• **Work required**
Copy out all of the data that follows, exactly as it appears.

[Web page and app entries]

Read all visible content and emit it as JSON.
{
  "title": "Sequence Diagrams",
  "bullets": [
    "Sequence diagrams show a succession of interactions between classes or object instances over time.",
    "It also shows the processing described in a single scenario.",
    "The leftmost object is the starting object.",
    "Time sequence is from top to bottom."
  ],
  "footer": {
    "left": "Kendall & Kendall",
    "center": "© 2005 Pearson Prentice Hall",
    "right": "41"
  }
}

• **Written answer**
Read all visible content and emit it as JSON.
{
  "title": "Sequence Diagrams",
  "bullets": [
    "Sequence diagrams show a succession of interactions between classes or object instances over time.",
    "It also shows the processing described in a single scenario.",
    "The leftmost object is the starting object.",
    "Time sequence is from top to bottom."
  ],
  "footer": {
    "left": "Kendall & Kendall",
    "center": "© 2005 Pearson Prentice Hall",
    "right": "41"
  }
}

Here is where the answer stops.